A gentle stroll back to The Queens and we found a new, much friendlier person at the front desk. Emboldened, Paula asked for a room on a lower floor and she was given a key for a side-facing first floor room, quite like the old days. Still the creaky floorboards as you exit the small lift and the well-remembered crown-topped decoration in the centre of the stairwell. Our room has been nicely refurbished but is too warm. The window is open so we close it and turn on the air conditioning only to find out a few minutes later why the window was open as we begin to expire. Ok, wildly ineffective aircon, just like the old days. The five foot bed is partnered with a new eight foot headboard. The bath in the en-suite has been replaced with a large modern walk-in shower. We find a tea tray in the wardrobe with only a single mug which has a black curly hair sitting in it, so much for enhanced hygiene. The fridge, also in the wardrobe, is empty, presumably for hygiene reasons. We call down for new mugs and some proper milk.
The hotel restaurant, only open to residents at the present time, is fully booked this evening, thankyou for your understanding. We’re booked elsewhere tonight so there, but thanks for the warm welcome.
We had an uncomfortable night. Not because of the very comfortable bed or the thin, worse-than-useless pillows but because the aircon really was hopeless and the room was hot. We had an entertaining lightning storm to watch around midnight and at 8am I paid for another car parking ticket from my phone and walked up Montpelier to find a proper coffee. I found a coffee bar just opening with a delightfully chatty waitress cum barista who made me a wonderful flat white before I returned to our room to begin writing this dreary and over-long review.

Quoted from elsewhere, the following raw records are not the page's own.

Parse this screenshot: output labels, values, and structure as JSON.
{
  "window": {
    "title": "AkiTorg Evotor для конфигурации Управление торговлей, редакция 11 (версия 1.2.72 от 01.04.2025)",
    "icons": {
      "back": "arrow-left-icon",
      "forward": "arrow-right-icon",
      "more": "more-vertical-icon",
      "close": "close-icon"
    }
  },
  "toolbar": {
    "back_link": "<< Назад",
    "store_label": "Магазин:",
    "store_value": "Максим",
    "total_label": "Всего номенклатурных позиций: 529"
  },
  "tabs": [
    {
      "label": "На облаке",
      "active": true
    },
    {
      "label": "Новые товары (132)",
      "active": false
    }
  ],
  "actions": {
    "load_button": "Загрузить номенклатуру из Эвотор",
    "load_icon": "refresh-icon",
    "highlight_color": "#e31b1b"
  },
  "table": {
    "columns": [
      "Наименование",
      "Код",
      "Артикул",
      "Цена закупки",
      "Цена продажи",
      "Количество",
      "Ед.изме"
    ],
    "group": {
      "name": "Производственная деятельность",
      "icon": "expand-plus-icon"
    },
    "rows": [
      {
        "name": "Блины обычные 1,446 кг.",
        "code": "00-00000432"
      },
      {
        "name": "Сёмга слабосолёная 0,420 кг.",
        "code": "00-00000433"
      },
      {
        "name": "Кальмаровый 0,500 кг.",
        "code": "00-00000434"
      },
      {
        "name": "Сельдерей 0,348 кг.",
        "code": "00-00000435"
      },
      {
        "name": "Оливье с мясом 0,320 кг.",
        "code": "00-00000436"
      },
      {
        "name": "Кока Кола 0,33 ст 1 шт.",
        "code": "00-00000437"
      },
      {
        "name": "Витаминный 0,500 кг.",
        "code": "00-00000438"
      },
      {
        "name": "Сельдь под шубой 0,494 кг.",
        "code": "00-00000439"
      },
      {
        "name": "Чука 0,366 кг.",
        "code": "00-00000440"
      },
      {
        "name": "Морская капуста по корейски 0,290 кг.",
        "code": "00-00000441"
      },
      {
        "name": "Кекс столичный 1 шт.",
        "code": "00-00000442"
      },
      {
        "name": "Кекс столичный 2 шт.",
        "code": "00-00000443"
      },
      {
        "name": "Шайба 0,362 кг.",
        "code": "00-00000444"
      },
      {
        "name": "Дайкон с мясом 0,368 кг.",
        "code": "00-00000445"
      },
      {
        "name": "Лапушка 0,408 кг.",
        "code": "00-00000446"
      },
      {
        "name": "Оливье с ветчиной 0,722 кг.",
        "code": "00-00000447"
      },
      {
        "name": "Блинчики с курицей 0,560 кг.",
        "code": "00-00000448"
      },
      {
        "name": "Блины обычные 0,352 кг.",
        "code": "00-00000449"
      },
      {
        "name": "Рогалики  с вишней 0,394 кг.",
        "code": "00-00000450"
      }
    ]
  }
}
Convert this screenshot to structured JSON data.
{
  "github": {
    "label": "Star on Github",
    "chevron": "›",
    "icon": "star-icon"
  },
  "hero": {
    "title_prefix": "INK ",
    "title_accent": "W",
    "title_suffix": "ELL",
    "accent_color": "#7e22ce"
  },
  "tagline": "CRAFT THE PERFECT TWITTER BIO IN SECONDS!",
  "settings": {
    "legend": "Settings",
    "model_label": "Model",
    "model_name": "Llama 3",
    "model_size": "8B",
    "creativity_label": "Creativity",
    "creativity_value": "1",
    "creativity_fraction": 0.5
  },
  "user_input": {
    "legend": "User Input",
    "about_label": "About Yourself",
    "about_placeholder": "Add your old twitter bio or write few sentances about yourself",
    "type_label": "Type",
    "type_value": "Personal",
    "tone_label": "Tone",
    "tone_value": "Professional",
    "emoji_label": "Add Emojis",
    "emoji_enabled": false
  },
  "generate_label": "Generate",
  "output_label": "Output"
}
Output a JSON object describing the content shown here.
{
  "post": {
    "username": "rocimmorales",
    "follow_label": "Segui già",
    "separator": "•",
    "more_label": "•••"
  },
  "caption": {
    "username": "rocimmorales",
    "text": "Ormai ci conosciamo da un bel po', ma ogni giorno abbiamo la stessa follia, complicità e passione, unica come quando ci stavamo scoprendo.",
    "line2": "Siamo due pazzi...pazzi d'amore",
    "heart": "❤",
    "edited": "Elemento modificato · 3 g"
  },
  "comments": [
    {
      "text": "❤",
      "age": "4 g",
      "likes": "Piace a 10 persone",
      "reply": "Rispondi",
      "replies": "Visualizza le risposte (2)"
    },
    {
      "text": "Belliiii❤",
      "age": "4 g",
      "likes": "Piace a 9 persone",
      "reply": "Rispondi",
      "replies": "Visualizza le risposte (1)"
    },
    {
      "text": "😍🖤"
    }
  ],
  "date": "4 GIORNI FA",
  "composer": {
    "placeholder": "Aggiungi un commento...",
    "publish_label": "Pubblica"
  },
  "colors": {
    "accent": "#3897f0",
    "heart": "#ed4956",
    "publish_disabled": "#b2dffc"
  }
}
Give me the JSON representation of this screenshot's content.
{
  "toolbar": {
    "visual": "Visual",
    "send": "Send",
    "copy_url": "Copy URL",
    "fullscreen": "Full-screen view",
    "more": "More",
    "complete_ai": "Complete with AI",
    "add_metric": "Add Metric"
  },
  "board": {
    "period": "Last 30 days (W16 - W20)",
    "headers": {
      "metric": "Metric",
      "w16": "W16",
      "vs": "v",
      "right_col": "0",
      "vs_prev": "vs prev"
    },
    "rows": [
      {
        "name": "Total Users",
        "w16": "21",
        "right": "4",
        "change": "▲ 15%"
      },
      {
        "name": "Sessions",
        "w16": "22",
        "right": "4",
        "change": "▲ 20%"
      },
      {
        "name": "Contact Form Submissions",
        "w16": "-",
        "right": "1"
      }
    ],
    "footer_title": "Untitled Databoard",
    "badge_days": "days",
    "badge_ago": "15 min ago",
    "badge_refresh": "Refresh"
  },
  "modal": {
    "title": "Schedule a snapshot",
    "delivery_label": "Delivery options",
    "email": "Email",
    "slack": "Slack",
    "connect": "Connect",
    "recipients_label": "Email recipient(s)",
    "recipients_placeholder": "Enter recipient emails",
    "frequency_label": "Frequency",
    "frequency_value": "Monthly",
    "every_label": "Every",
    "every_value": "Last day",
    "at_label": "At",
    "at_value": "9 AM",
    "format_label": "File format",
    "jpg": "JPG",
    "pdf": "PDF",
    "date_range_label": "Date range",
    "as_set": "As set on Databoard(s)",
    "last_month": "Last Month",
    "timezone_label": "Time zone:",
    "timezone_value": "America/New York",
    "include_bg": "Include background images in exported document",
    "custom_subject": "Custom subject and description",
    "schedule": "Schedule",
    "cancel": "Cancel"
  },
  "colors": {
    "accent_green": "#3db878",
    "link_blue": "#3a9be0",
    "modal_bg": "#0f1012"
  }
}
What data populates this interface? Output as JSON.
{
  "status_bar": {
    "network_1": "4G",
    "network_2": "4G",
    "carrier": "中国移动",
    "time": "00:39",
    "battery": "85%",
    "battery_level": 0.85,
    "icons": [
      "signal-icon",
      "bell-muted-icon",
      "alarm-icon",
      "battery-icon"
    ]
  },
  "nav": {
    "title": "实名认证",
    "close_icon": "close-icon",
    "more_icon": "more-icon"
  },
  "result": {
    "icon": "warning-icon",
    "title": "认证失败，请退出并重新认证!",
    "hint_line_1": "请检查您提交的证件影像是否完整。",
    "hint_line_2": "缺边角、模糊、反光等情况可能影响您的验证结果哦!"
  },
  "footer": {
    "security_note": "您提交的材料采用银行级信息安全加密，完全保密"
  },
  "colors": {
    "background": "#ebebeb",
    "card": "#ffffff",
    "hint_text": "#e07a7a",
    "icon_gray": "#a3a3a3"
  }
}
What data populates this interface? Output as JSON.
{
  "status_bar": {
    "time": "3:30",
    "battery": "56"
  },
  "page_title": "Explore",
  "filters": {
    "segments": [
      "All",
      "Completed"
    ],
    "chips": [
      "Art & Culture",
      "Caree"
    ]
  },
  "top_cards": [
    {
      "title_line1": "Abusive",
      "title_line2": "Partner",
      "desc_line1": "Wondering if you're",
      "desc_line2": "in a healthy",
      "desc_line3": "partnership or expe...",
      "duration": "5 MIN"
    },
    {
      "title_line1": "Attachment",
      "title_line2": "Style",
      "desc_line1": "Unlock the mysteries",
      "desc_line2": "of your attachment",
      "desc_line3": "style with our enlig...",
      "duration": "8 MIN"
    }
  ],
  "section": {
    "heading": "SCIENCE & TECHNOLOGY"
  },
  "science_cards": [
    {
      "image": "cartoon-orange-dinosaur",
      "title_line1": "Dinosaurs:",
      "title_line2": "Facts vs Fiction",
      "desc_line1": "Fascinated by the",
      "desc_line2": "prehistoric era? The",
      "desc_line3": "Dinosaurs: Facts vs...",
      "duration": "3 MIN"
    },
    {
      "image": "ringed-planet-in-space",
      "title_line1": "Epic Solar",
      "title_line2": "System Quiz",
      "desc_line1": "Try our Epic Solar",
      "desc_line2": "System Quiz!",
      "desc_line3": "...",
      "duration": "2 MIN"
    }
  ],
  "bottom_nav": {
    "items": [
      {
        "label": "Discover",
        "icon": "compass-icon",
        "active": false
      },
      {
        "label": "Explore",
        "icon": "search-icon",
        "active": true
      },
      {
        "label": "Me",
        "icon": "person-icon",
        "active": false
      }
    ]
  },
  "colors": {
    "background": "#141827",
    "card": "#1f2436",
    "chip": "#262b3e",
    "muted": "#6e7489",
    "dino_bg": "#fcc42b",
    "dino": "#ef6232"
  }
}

We were in the breakfast queue at 10.25 and were led to a bare table on which was a notice stating it had been ‘Thoughtfully disinfected’, whatever that meant, but we guessed it to be one step down from ‘Thoroughly disinfected’. A masked waitress carried over a large wooden tray full of breakfast bits and pieces, toast, two measly foil-wrapped pats of butter, jams, crockery and irons and then returned with a number of plastic containers containing our cereal and fruit orders. A pot of tea and one of coffee was also brought and we finally plunged into our brunch. Both the tea and coffee were undrinkable, probably having been made for the 7.30 sitting and reheated. We awaited our eggs with some trepidation and they arrived on the hottest plates I’ve ever experienced. Paula’s scrambled egg was oddly granulated and still cooking on the red-hot plate, my single poached egg was small, pale yellow but otherwise pleasant. The undercooked toast was hot, presumably from the fiery plate, but strangely rubbery. We did have a nice croissant each though.
Due to the current situation the hotel will not service your room unless specifically requested, thankyou for you understanding, so we specifically requested it be serviced, albeit minimally, thankyou for your understanding. We left for a nice day out around the Cotswolds.
When we returned we found the room had not been serviced, there were no teabags and it was again boiling hot. Our four star hotel understandings were now exhausted. First world problems, maybe, but poor service indeed from a romantic old hotel. We’re happy to leave it another 35 years before we return again.
Wish you were here.